De Quincey / 12
accidents may and will interpose a veil between our present consciousness and the secret inscriptions on the mind; accidents of the same sort will also rend away this veil; but alike, whether veiled or unveiled, the inscription remains for ever, just as the stars seem to withdraw before the common light of day, whereas in fact we all know that it is the light which is drawn over them as a veil, and that they are waiting to be revealed when the obscuring daylight shall have withdrawn.
Having noticed these four facts as memorably distinguishing my dreams from those of health, I shall now cite a case illustrative of the first fact, and shall then cite any others that I remember, either in their chronological order, or any other that may give them more effect as pictures to the reader.
To my architecture succeeded dreams of lakes and silvery expanses of water: these haunted me so much that I feared (though possibly it will appear ludicrous to a medical man) that some dropsical state or tendency of the brain might thus be making itself (to use a metaphysical word) objective; and the sentient organ project itself as its own object. For two months I suffered greatly in my head, a part of my bodily structure which had hitherto been so clear from all touch or taint of weakness (physically I mean) that I used to say of it, as the last Lord Orford said of his stomach, that it seemed likely to survive the rest of my person. Till now I had never felt a headache even, or any the slightest pain, except rheumatic pains caused by my own folly. However, I got over this attack, though it must have been verging on something very dangerous.
The waters now changed their character—from translucent lakes shining like mirrors they now became seas and oceans. And now came a tremendous change, which, unfolding itself slowly like a scroll through many months, promised an abiding torment; and in fact it never left me until the winding up of my case. Hitherto the human face had mixed often in my dreams, but not despotically nor with any special power of tormenting. But now that which I have called the tyranny of the human face began to unfold itself. Perhaps some part of my London life might be answerable for this.

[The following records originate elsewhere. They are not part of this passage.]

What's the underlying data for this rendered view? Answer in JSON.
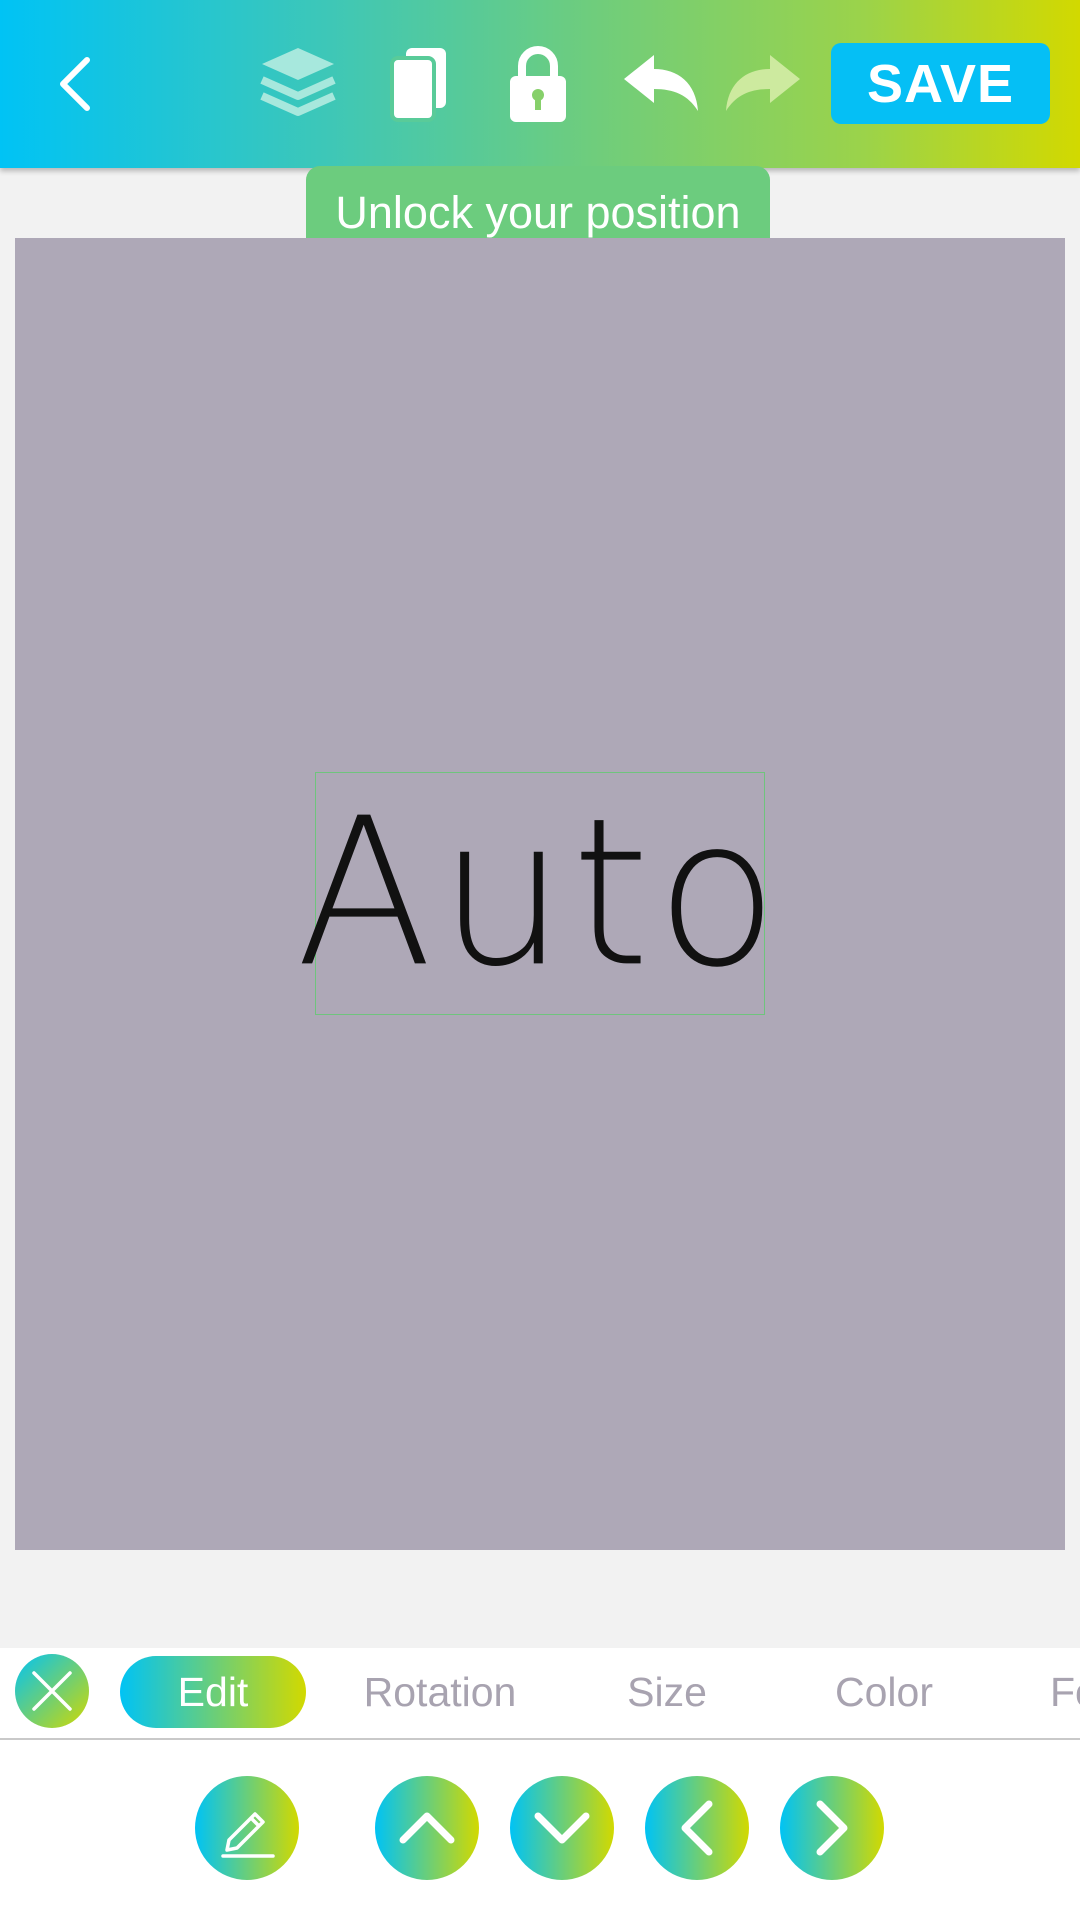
{
  "toolbar": {
    "save_label": "SAVE",
    "icons": [
      "back-icon",
      "layers-icon",
      "copy-icon",
      "lock-icon",
      "undo-icon",
      "redo-icon"
    ]
  },
  "tooltip": {
    "text": "Unlock your position"
  },
  "canvas": {
    "background_color": "#aea8b7",
    "text_content": "Auto"
  },
  "tabs": [
    {
      "label": "Edit",
      "active": true
    },
    {
      "label": "Rotation",
      "active": false
    },
    {
      "label": "Size",
      "active": false
    },
    {
      "label": "Color",
      "active": false
    },
    {
      "label": "Fo",
      "active": false
    }
  ],
  "actions": {
    "icons": [
      "edit-pencil-icon",
      "move-up-icon",
      "move-down-icon",
      "move-left-icon",
      "move-right-icon"
    ]
  },
  "colors": {
    "gradient_start": "#00c3f5",
    "gradient_end": "#d2d900",
    "save_bg": "#05bff5",
    "tooltip_bg": "#6ccc7e",
    "tab_inactive": "#a8a3b0"
  }
}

Be that as it may, now it was that upon the rocking waters of the ocean the human face began to appear; the sea appeared paved with innumerable faces upturned to the heavens—faces imploring, wrathful, despairing, surged upwards by thousands, by myriads, by generations, by centuries: my agitation was infinite; my mind tossed and surged with the ocean.
The Malay has been a fearful enemy for months. I have been every night, through his means, transported into Asiatic scenes. I know not whether others share in my feelings on this point; but I have often thought that if I were compelled to forego England, and to live in China, and among Chinese manners and modes of life and scenery, I should go mad. The causes of my horror lie deep, and some of them must be common to others. Southern Asia in general is the seat of awful images and associations. As the cradle of the human race, it would alone have a dim and reverential feeling connected with it. But there are other reasons. No man can pretend that the wild, barbarous, and capricious superstitions of Africa, or of savage tribes elsewhere, affect him in the way that he is affected by the ancient, monumental, cruel, and elaborate religions of Indostan, &c. The mere antiquity of Asiatic things, of their institutions, histories, modes of faith, &c., is so impressive, that to me the vast age of the race and name overpowers the sense of youth in the individual. A young Chinese seems to me an antediluvian man renewed. Even Englishmen, though not bred in any knowledge of such institutions, cannot but shudder at the mystic sublimity of castes that have flowed apart, and refused to mix,